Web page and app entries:

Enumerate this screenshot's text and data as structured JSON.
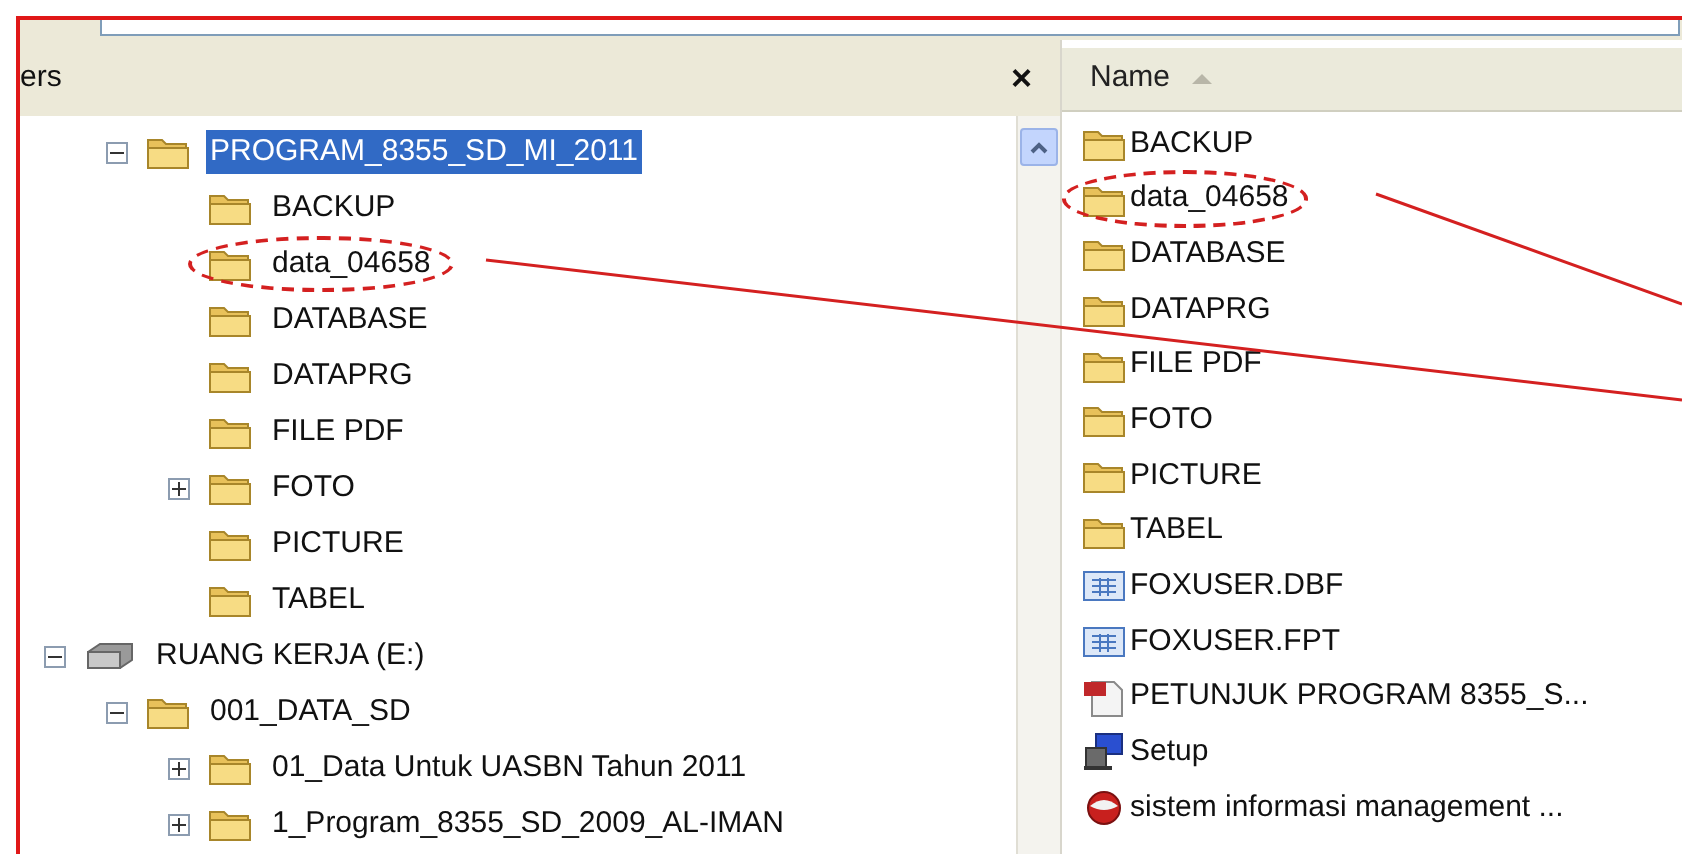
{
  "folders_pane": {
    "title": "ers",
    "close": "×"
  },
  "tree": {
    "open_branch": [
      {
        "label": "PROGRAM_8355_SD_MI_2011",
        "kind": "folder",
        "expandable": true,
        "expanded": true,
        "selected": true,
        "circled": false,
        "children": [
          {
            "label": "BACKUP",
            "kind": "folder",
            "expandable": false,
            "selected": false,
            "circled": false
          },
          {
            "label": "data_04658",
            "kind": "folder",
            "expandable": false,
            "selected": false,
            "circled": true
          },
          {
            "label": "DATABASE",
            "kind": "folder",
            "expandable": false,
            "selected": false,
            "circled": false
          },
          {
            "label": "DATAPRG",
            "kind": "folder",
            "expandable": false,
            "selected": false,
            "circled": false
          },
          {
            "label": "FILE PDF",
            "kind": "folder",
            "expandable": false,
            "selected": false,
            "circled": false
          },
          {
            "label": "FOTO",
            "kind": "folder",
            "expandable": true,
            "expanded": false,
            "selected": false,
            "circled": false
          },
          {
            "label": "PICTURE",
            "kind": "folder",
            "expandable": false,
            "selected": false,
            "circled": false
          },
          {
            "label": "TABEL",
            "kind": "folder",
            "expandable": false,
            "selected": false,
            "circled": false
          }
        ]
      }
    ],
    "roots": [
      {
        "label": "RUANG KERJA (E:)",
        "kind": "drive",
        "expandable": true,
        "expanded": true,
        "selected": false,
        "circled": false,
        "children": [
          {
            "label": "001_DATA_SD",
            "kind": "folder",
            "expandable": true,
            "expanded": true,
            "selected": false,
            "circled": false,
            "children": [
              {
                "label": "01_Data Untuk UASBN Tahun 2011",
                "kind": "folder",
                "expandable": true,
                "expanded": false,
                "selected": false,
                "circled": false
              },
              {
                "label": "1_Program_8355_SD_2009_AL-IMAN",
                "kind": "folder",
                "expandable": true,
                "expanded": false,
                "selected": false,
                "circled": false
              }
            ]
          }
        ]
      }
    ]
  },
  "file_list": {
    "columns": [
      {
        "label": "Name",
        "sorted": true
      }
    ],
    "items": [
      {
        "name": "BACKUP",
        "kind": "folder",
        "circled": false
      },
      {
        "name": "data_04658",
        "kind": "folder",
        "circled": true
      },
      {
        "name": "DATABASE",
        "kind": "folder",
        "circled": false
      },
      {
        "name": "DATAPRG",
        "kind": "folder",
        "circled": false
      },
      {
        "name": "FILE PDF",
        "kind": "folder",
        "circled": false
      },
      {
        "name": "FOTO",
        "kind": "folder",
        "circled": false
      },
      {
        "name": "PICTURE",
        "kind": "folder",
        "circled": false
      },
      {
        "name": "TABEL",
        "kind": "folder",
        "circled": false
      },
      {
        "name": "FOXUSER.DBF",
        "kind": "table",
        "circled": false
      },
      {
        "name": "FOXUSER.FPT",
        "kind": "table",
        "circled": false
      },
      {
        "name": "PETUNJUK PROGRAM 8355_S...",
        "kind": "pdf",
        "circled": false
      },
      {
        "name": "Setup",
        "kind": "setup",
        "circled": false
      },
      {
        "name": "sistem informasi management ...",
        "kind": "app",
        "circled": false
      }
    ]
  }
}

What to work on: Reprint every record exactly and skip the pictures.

Response area:
Enumerate this screenshot's text and data as structured JSON.
{
  "folders_pane": {
    "title": "ers",
    "close": "×"
  },
  "tree": {
    "open_branch": [
      {
        "label": "PROGRAM_8355_SD_MI_2011",
        "kind": "folder",
        "expandable": true,
        "expanded": true,
        "selected": true,
        "circled": false,
        "children": [
          {
            "label": "BACKUP",
            "kind": "folder",
            "expandable": false,
            "selected": false,
            "circled": false
          },
          {
            "label": "data_04658",
            "kind": "folder",
            "expandable": false,
            "selected": false,
            "circled": true
          },
          {
            "label": "DATABASE",
            "kind": "folder",
            "expandable": false,
            "selected": false,
            "circled": false
          },
          {
            "label": "DATAPRG",
            "kind": "folder",
            "expandable": false,
            "selected": false,
            "circled": false
          },
          {
            "label": "FILE PDF",
            "kind": "folder",
            "expandable": false,
            "selected": false,
            "circled": false
          },
          {
            "label": "FOTO",
            "kind": "folder",
            "expandable": true,
            "expanded": false,
            "selected": false,
            "circled": false
          },
          {
            "label": "PICTURE",
            "kind": "folder",
            "expandable": false,
            "selected": false,
            "circled": false
          },
          {
            "label": "TABEL",
            "kind": "folder",
            "expandable": false,
            "selected": false,
            "circled": false
          }
        ]
      }
    ],
    "roots": [
      {
        "label": "RUANG KERJA (E:)",
        "kind": "drive",
        "expandable": true,
        "expanded": true,
        "selected": false,
        "circled": false,
        "children": [
          {
            "label": "001_DATA_SD",
            "kind": "folder",
            "expandable": true,
            "expanded": true,
            "selected": false,
            "circled": false,
            "children": [
              {
                "label": "01_Data Untuk UASBN Tahun 2011",
                "kind": "folder",
                "expandable": true,
                "expanded": false,
                "selected": false,
                "circled": false
              },
              {
                "label": "1_Program_8355_SD_2009_AL-IMAN",
                "kind": "folder",
                "expandable": true,
                "expanded": false,
                "selected": false,
                "circled": false
              }
            ]
          }
        ]
      }
    ]
  },
  "file_list": {
    "columns": [
      {
        "label": "Name",
        "sorted": true
      }
    ],
    "items": [
      {
        "name": "BACKUP",
        "kind": "folder",
        "circled": false
      },
      {
        "name": "data_04658",
        "kind": "folder",
        "circled": true
      },
      {
        "name": "DATABASE",
        "kind": "folder",
        "circled": false
      },
      {
        "name": "DATAPRG",
        "kind": "folder",
        "circled": false
      },
      {
        "name": "FILE PDF",
        "kind": "folder",
        "circled": false
      },
      {
        "name": "FOTO",
        "kind": "folder",
        "circled": false
      },
      {
        "name": "PICTURE",
        "kind": "folder",
        "circled": false
      },
      {
        "name": "TABEL",
        "kind": "folder",
        "circled": false
      },
      {
        "name": "FOXUSER.DBF",
        "kind": "table",
        "circled": false
      },
      {
        "name": "FOXUSER.FPT",
        "kind": "table",
        "circled": false
      },
      {
        "name": "PETUNJUK PROGRAM 8355_S...",
        "kind": "pdf",
        "circled": false
      },
      {
        "name": "Setup",
        "kind": "setup",
        "circled": false
      },
      {
        "name": "sistem informasi management ...",
        "kind": "app",
        "circled": false
      }
    ]
  }
}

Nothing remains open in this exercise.